Religion seems to be connected with violence virtually everywhere. Critics of religion are quick to put the blame on religion. Advocates of faith counter with religion’s record as a force for peace. One 18th century writer said we have just enough religion to make us hate, but not enough to make us love one another.

As people of faith, how to we talk with those who say religion is to blame? How do we respond when someone asks if religion has succeeded in any of its efforts to unite mankind?

When a critic points to conflicts in Iraq, across the Middle East, Asia, Africa and Europe and says religion is to blame – how do we respond?

NITYANANDA CHANDRA DAS, minister of ISKCON (International Society for Krishna Consciousness), Dallas 

Due to a lack of spiritual intelligence, ignorant persons misidentify the eternal self with the temporary body and mind.  Such illusion does not only include ideas such as, ‘I am White’, ‘I am Black’, ‘I am American’, ‘I am Democrat,’ but also the illusion also includes ideas of, ‘I am Hindu’, ‘I am Christian’, ‘I am Muslim.’

For the person who has received spiritual training understands that, ‘I am not this body but rather I am an eternal soul.’  Therefore a spiritually wise soul does not discriminate against others based on temporary bodily designations but rather sees the soul proper.

“He who sees systematically everything in relation to the Supreme Lord, who sees all living entities as His parts and parcels, and who sees the Supreme Lord within everything never hates anything or any being.

One who always sees all living entities as spiritual sparks, in quality one with the Lord, becomes a true knower of things. What, then, can be illusion or anxiety for him?” - Śrī Īśopaniṣad 6-7

To see all responses of the TEXAS Faith panel click here.

Tuesday, June 24, 2014

Our Cancún Trip–Part 2 Beach, Harinam and Book Distribution

On Sunday we were able to visit the ISKCON farm and we had just one day left.  So Monday we finally took our dip in the ocean.  We left out early to visit the clear ocean and do a little exploring. 





This guy was the smaller one.  Both were waiting near the bus stop.










In front of Plaza la Isla shopping center we got to meet this friendly spider monkey.   He was very friendly and climbed on our heads and our hands.   When some more kids showed up and started petting him he got a little nervous and bit Visakha finger.  He also doesn’t like cameras so he doesn’t look happy picture as well.   Here you can see him give an upset squeak to the camera.


 

It tickled.  As a Father’s Day present Krishna Mangala had me sit in one of these. 



We distributed a book to the guy running it.





After our little exploration we went to Gopal’s Vegetarian restaurant for some prasadam, harinam kirtan, and spiritual book distribution.
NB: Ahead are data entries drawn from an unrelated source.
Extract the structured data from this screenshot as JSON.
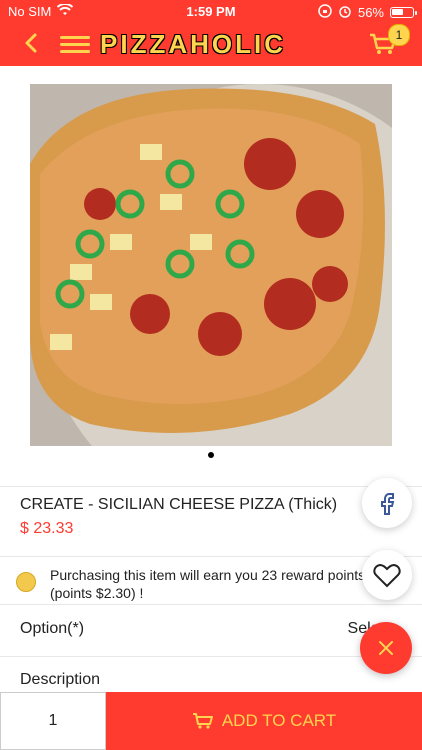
{
  "status_bar": {
    "carrier": "No SIM",
    "time": "1:59 PM",
    "battery": "56%",
    "battery_fill": 0.56
  },
  "header": {
    "logo_text": "PIZZAHOLIC",
    "cart_count": "1",
    "colors": {
      "bg": "#ff3b30",
      "accent": "#ffd54f"
    }
  },
  "product": {
    "name": "CREATE - SICILIAN CHEESE PIZZA (Thick)",
    "price": "$ 23.33",
    "reward_text": "Purchasing this item will earn you 23 reward points (points $2.30) !"
  },
  "options": {
    "label": "Option(*)",
    "select_text": "Select"
  },
  "description": {
    "label": "Description"
  },
  "bottom_bar": {
    "quantity": "1",
    "add_to_cart_label": "ADD TO CART"
  }
}
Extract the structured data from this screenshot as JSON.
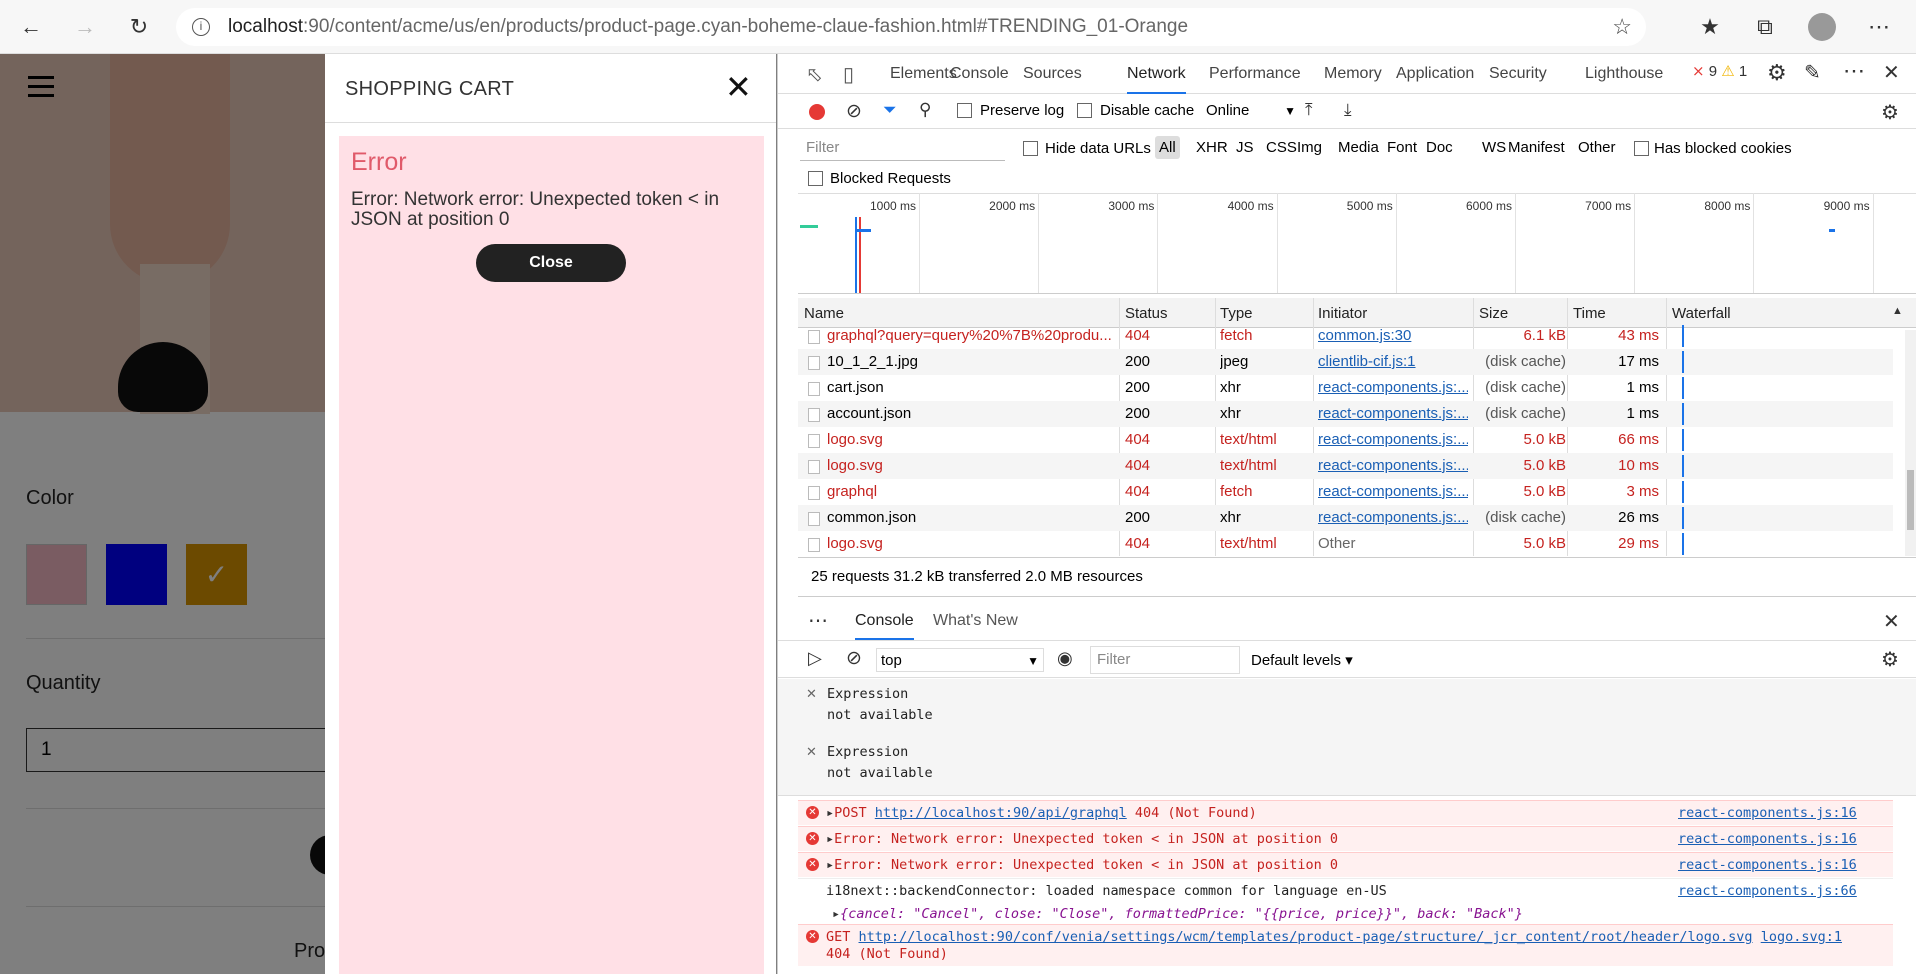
{
  "browser": {
    "url_host": "localhost",
    "url_rest": ":90/content/acme/us/en/products/product-page.cyan-boheme-claue-fashion.html#TRENDING_01-Orange"
  },
  "page": {
    "color_label": "Color",
    "quantity_label": "Quantity",
    "quantity_value": "1",
    "product_partial": "Pro",
    "swatch_colors": [
      "#f4b8c4",
      "#0000ff",
      "#d99400"
    ]
  },
  "cart": {
    "title": "SHOPPING CART",
    "error_heading": "Error",
    "error_message": "Error: Network error: Unexpected token < in JSON at position 0",
    "close_button": "Close"
  },
  "devtools": {
    "tabs": [
      "Elements",
      "Console",
      "Sources",
      "Network",
      "Performance",
      "Memory",
      "Application",
      "Security",
      "Lighthouse"
    ],
    "active_tab": "Network",
    "error_count": "9",
    "warning_count": "1",
    "preserve_log": "Preserve log",
    "disable_cache": "Disable cache",
    "throttle": "Online",
    "filter_placeholder": "Filter",
    "hide_data_urls": "Hide data URLs",
    "type_filters": [
      "All",
      "XHR",
      "JS",
      "CSS",
      "Img",
      "Media",
      "Font",
      "Doc",
      "WS",
      "Manifest",
      "Other"
    ],
    "has_blocked_cookies": "Has blocked cookies",
    "blocked_requests": "Blocked Requests",
    "timeline_ticks": [
      "1000 ms",
      "2000 ms",
      "3000 ms",
      "4000 ms",
      "5000 ms",
      "6000 ms",
      "7000 ms",
      "8000 ms",
      "9000 ms"
    ],
    "columns": [
      "Name",
      "Status",
      "Type",
      "Initiator",
      "Size",
      "Time",
      "Waterfall"
    ],
    "requests": [
      {
        "name": "graphql?query=query%20%7B%20produ...",
        "status": "404",
        "type": "fetch",
        "initiator": "common.js:30",
        "size": "6.1 kB",
        "time": "43 ms",
        "error": true
      },
      {
        "name": "10_1_2_1.jpg",
        "status": "200",
        "type": "jpeg",
        "initiator": "clientlib-cif.js:1",
        "size": "(disk cache)",
        "time": "17 ms",
        "error": false
      },
      {
        "name": "cart.json",
        "status": "200",
        "type": "xhr",
        "initiator": "react-components.js:...",
        "size": "(disk cache)",
        "time": "1 ms",
        "error": false
      },
      {
        "name": "account.json",
        "status": "200",
        "type": "xhr",
        "initiator": "react-components.js:...",
        "size": "(disk cache)",
        "time": "1 ms",
        "error": false
      },
      {
        "name": "logo.svg",
        "status": "404",
        "type": "text/html",
        "initiator": "react-components.js:...",
        "size": "5.0 kB",
        "time": "66 ms",
        "error": true
      },
      {
        "name": "logo.svg",
        "status": "404",
        "type": "text/html",
        "initiator": "react-components.js:...",
        "size": "5.0 kB",
        "time": "10 ms",
        "error": true
      },
      {
        "name": "graphql",
        "status": "404",
        "type": "fetch",
        "initiator": "react-components.js:...",
        "size": "5.0 kB",
        "time": "3 ms",
        "error": true
      },
      {
        "name": "common.json",
        "status": "200",
        "type": "xhr",
        "initiator": "react-components.js:...",
        "size": "(disk cache)",
        "time": "26 ms",
        "error": false
      },
      {
        "name": "logo.svg",
        "status": "404",
        "type": "text/html",
        "initiator": "Other",
        "size": "5.0 kB",
        "time": "29 ms",
        "error": true
      }
    ],
    "summary": "25 requests  31.2 kB transferred  2.0 MB resources",
    "drawer_tabs": [
      "Console",
      "What's New"
    ],
    "context": "top",
    "console_filter_placeholder": "Filter",
    "default_levels": "Default levels",
    "expressions": [
      {
        "label": "Expression",
        "value": "not available"
      },
      {
        "label": "Expression",
        "value": "not available"
      }
    ],
    "console_messages": [
      {
        "text_pre": "POST ",
        "link": "http://localhost:90/api/graphql",
        "text_post": " 404 (Not Found)",
        "source": "react-components.js:16",
        "error": true
      },
      {
        "text_pre": "Error: Network error: Unexpected token < in JSON at position 0",
        "link": "",
        "text_post": "",
        "source": "react-components.js:16",
        "error": true
      },
      {
        "text_pre": "Error: Network error: Unexpected token < in JSON at position 0",
        "link": "",
        "text_post": "",
        "source": "react-components.js:16",
        "error": true
      },
      {
        "text_pre": "i18next::backendConnector: loaded namespace common for language en-US",
        "link": "",
        "text_post": "",
        "source": "react-components.js:66",
        "error": false
      }
    ],
    "object_preview": "{cancel: \"Cancel\", close: \"Close\", formattedPrice: \"{{price, price}}\", back: \"Back\"}",
    "get_error": {
      "text_pre": "GET ",
      "link": "http://localhost:90/conf/venia/settings/wcm/templates/product-page/structure/_jcr_content/root/header/logo.svg",
      "source": "logo.svg:1",
      "line2": "404 (Not Found)"
    }
  }
}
Smile









The airport was like a shopping mall trying to confiscate the last of your money. 




 

The plane ride was wonderful.  I was originally supposed to sit next to this nice older couple but my seat was changed to sit next to these two young sisters from Austin.  One was 13 and the other was 15.  The older one started to ask me about my attire.   She then began to explain to me that she is doing a study on the nature of happiness.  From that point on we had a wonderful discussion about happiness, the soul, reincarnation, devotional service and the three modes of nature.   She told me that she is generally quite afraid of flying but did not think about during this flight because of the interesting discussion.   She was very happy to receive a copy of the Bhagavad Gita in Spanish.   It is always nice to bring some BBT books with you where ever you go.  This what she wrote me on Facebook

  Thank you. It was a pleasure to meet you as well. I enjoyed learning about the ancient Indian culture and I have different views of the world now. Thank you so much!
to see the pics that you missed click here.